INPUT DATA –
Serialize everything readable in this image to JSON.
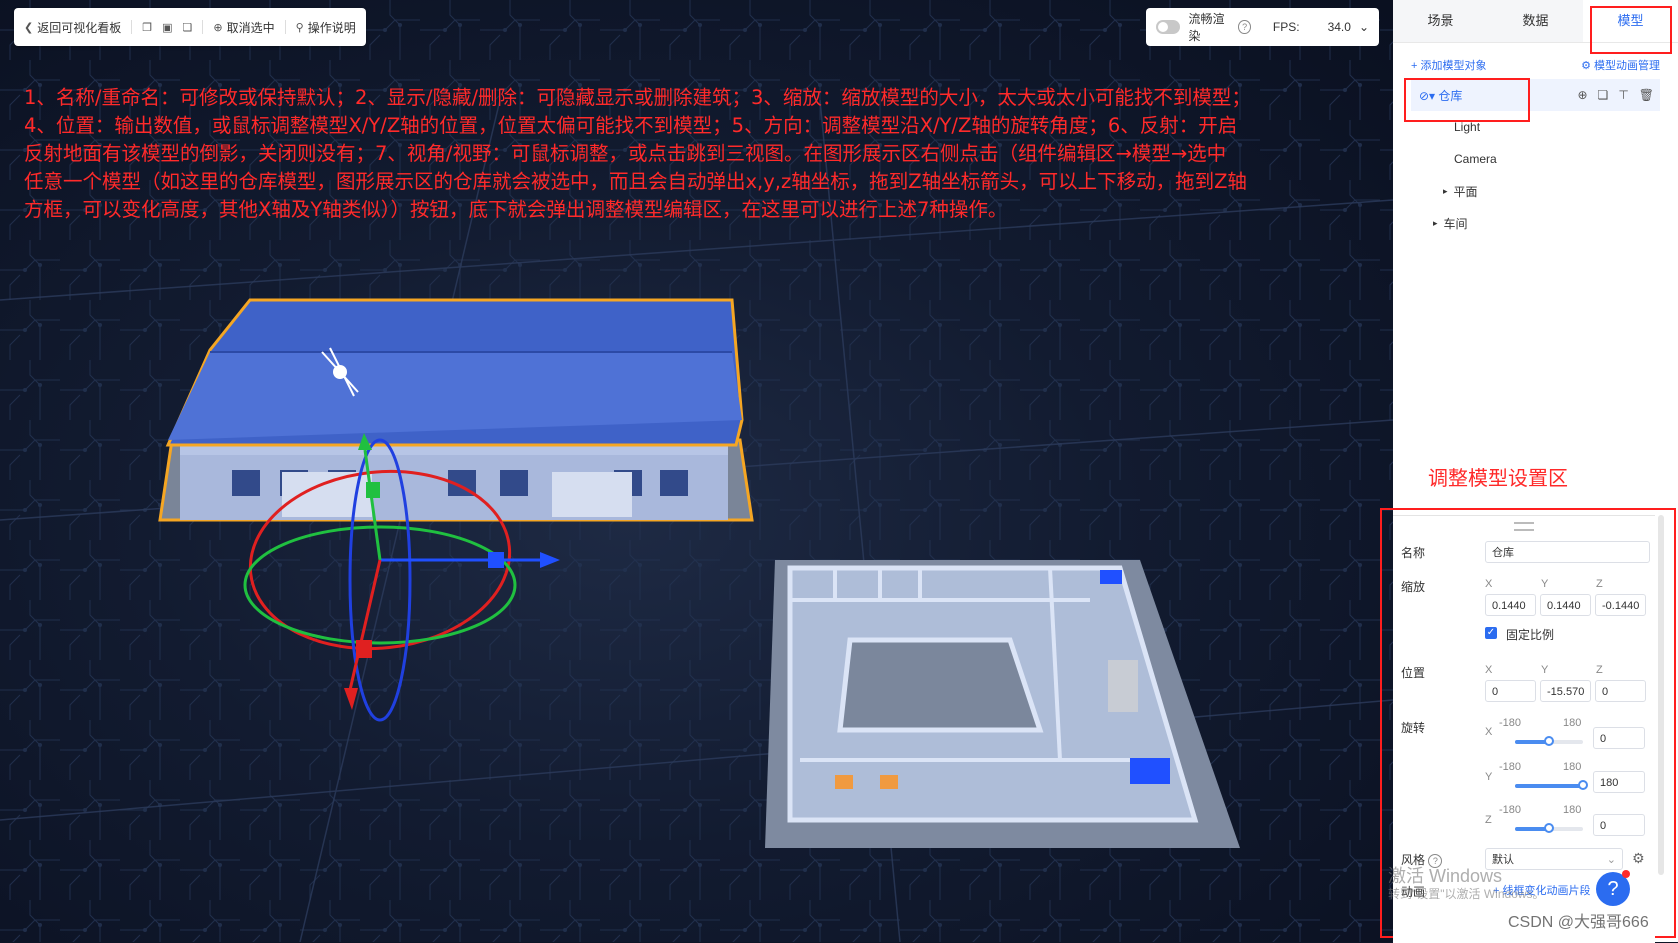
{
  "toolbar": {
    "back_label": "返回可视化看板",
    "deselect_label": "取消选中",
    "help_label": "操作说明"
  },
  "render_bar": {
    "smooth_label": "流畅渲染",
    "fps_label": "FPS:",
    "fps_value": "34.0"
  },
  "annotation_lines": [
    "1、名称/重命名：可修改或保持默认；2、显示/隐藏/删除：可隐藏显示或删除建筑；3、缩放：缩放模型的大小，太大或太小可能找不到模型；",
    "4、位置：输出数值，或鼠标调整模型X/Y/Z轴的位置，位置太偏可能找不到模型；5、方向：调整模型沿X/Y/Z轴的旋转角度；6、反射：开启",
    "反射地面有该模型的倒影，关闭则没有；7、视角/视野：可鼠标调整，或点击跳到三视图。在图形展示区右侧点击（组件编辑区→模型→选中",
    "任意一个模型（如这里的仓库模型，图形展示区的仓库就会被选中，而且会自动弹出x,y,z轴坐标，拖到Z轴坐标箭头，可以上下移动，拖到Z轴",
    "方框，可以变化高度，其他X轴及Y轴类似））按钮，底下就会弹出调整模型编辑区，在这里可以进行上述7种操作。"
  ],
  "tabs": [
    "场景",
    "数据",
    "模型"
  ],
  "actions": {
    "add_model": "+ 添加模型对象",
    "anim_manage": "模型动画管理"
  },
  "tree": {
    "selected": "仓库",
    "items": [
      "Light",
      "Camera",
      "平面",
      "车间"
    ]
  },
  "region_label": "调整模型设置区",
  "editor": {
    "name_label": "名称",
    "name_value": "仓库",
    "scale_label": "缩放",
    "axes": [
      "X",
      "Y",
      "Z"
    ],
    "scale_values": [
      "0.1440",
      "0.1440",
      "-0.1440"
    ],
    "lock_ratio_label": "固定比例",
    "position_label": "位置",
    "position_values": [
      "0",
      "-15.570",
      "0"
    ],
    "rotation_label": "旋转",
    "rot_min": "-180",
    "rot_max": "180",
    "rotations": [
      {
        "axis": "X",
        "value": "0",
        "fraction": 0.5
      },
      {
        "axis": "Y",
        "value": "180",
        "fraction": 1.0
      },
      {
        "axis": "Z",
        "value": "0",
        "fraction": 0.5
      }
    ],
    "style_label": "风格",
    "style_value": "默认",
    "anim_label": "动画",
    "anim_link": "+ 线框变化动画片段"
  },
  "overlays": {
    "win_activate": "激活 Windows",
    "win_activate_sub": "转到\"设置\"以激活 Windows。",
    "csdn": "CSDN @大强哥666",
    "help_fab": "?"
  },
  "colors": {
    "accent": "#2b6cf0",
    "annotation": "#ff2a2a",
    "roof": "#4a6fd0",
    "selection_outline": "#f5a623"
  }
}
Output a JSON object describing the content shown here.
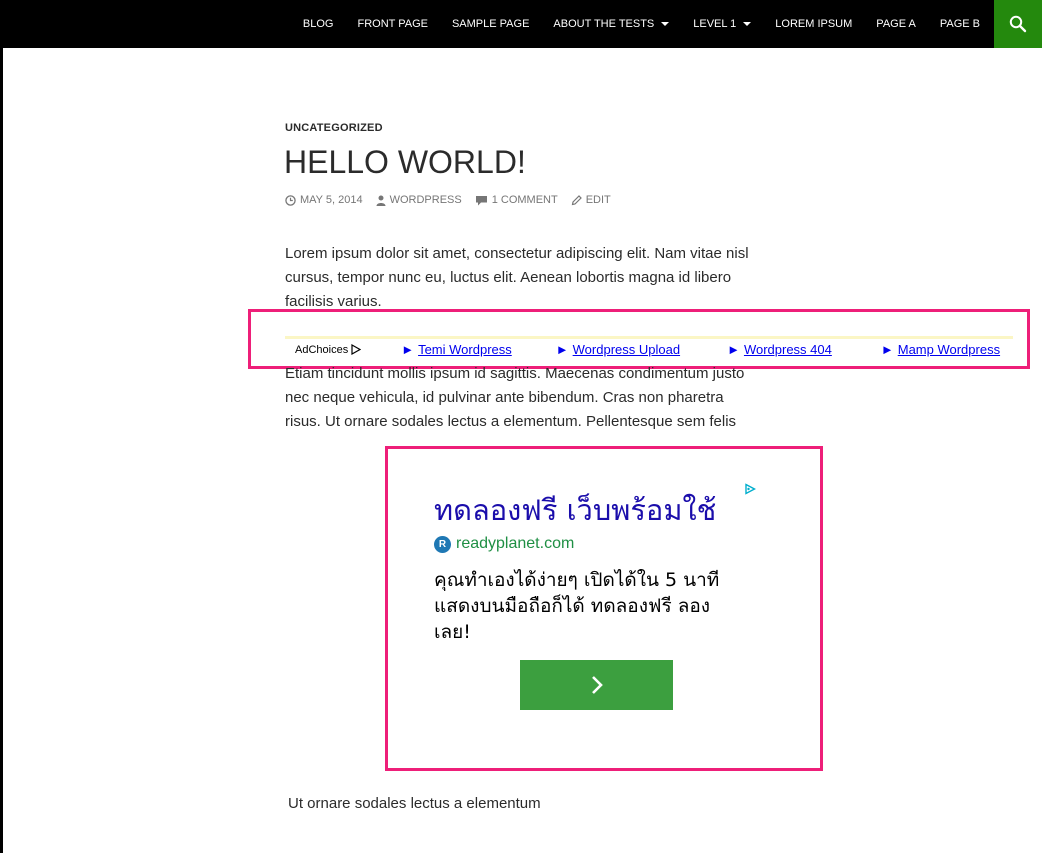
{
  "nav": {
    "items": [
      {
        "label": "BLOG",
        "has_dropdown": false
      },
      {
        "label": "FRONT PAGE",
        "has_dropdown": false
      },
      {
        "label": "SAMPLE PAGE",
        "has_dropdown": false
      },
      {
        "label": "ABOUT THE TESTS",
        "has_dropdown": true
      },
      {
        "label": "LEVEL 1",
        "has_dropdown": true
      },
      {
        "label": "LOREM IPSUM",
        "has_dropdown": false
      },
      {
        "label": "PAGE A",
        "has_dropdown": false
      },
      {
        "label": "PAGE B",
        "has_dropdown": false
      }
    ],
    "search_icon": "search-icon",
    "accent_color": "#24890d"
  },
  "entry": {
    "category": "UNCATEGORIZED",
    "title": "HELLO WORLD!",
    "meta": {
      "date": "MAY 5, 2014",
      "author": "WORDPRESS",
      "comments": "1 COMMENT",
      "edit": "EDIT"
    },
    "paragraph_1": "Lorem ipsum dolor sit amet, consectetur adipiscing elit. Nam vitae  nisl cursus, tempor nunc eu, luctus elit. Aenean lobortis magna id libero facilisis varius.",
    "paragraph_2": "Etiam tincidunt mollis ipsum id sagittis. Maecenas condimentum justo nec neque vehicula, id pulvinar ante bibendum. Cras non pharetra risus. Ut ornare sodales lectus a elementum. Pellentesque sem felis",
    "paragraph_3": "Ut ornare sodales lectus a elementum"
  },
  "ad_links": {
    "adchoices_label": "AdChoices",
    "arrow": "►",
    "links": [
      "Temi Wordpress",
      "Wordpress Upload",
      "Wordpress 404",
      "Mamp Wordpress"
    ],
    "highlight_color": "#ee1f79"
  },
  "display_ad": {
    "headline": "ทดลองฟรี เว็บพร้อมใช้",
    "domain": "readyplanet.com",
    "logo_letter": "R",
    "description": "คุณทำเองได้ง่ายๆ เปิดได้ใน 5 นาที แสดงบนมือถือก็ได้ ทดลองฟรี ลองเลย!",
    "cta_icon": "chevron-right-icon",
    "cta_color": "#3c9f3f"
  }
}
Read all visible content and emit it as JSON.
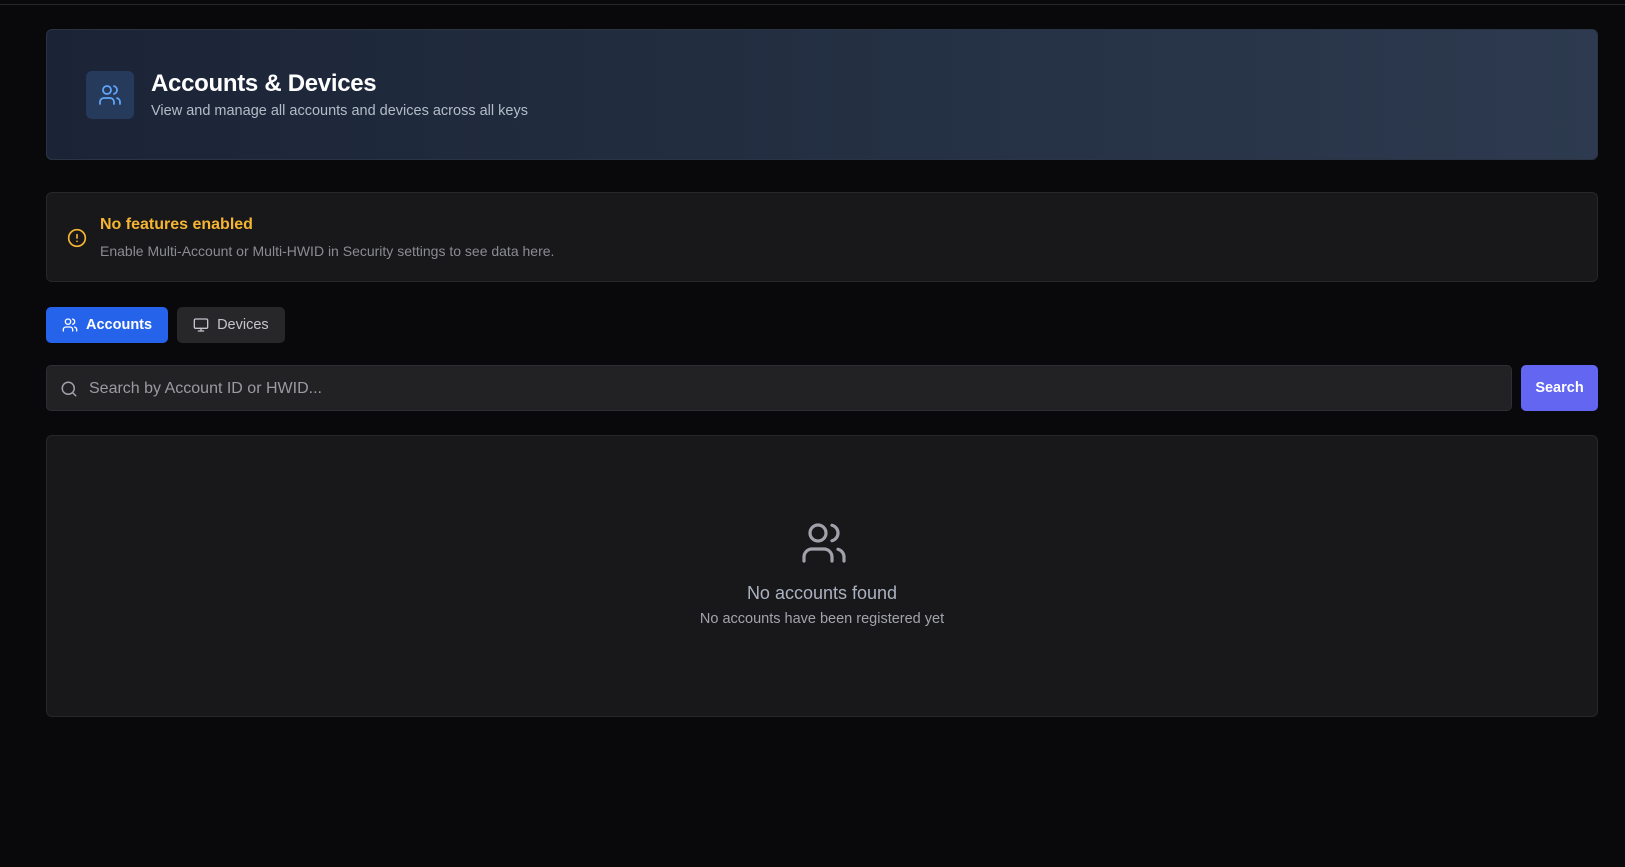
{
  "header": {
    "icon": "users-icon",
    "title": "Accounts & Devices",
    "subtitle": "View and manage all accounts and devices across all keys"
  },
  "notice": {
    "icon": "alert-circle-icon",
    "title": "No features enabled",
    "text": "Enable Multi-Account or Multi-HWID in Security settings to see data here.",
    "color": "#f5b531"
  },
  "tabs": [
    {
      "label": "Accounts",
      "icon": "users-icon",
      "active": true
    },
    {
      "label": "Devices",
      "icon": "monitor-icon",
      "active": false
    }
  ],
  "search": {
    "placeholder": "Search by Account ID or HWID...",
    "value": "",
    "button_label": "Search"
  },
  "empty_state": {
    "icon": "users-icon",
    "title": "No accounts found",
    "text": "No accounts have been registered yet"
  },
  "colors": {
    "background": "#09090b",
    "accent_blue": "#2563eb",
    "search_button": "#6366f1",
    "warning": "#f5b531"
  }
}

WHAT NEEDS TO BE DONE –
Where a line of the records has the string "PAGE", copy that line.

SOLVED EXERCISE –
        "label": "FRONT PAGE",
        "label": "SAMPLE PAGE",
        "label": "PAGE A",
        "label": "PAGE B",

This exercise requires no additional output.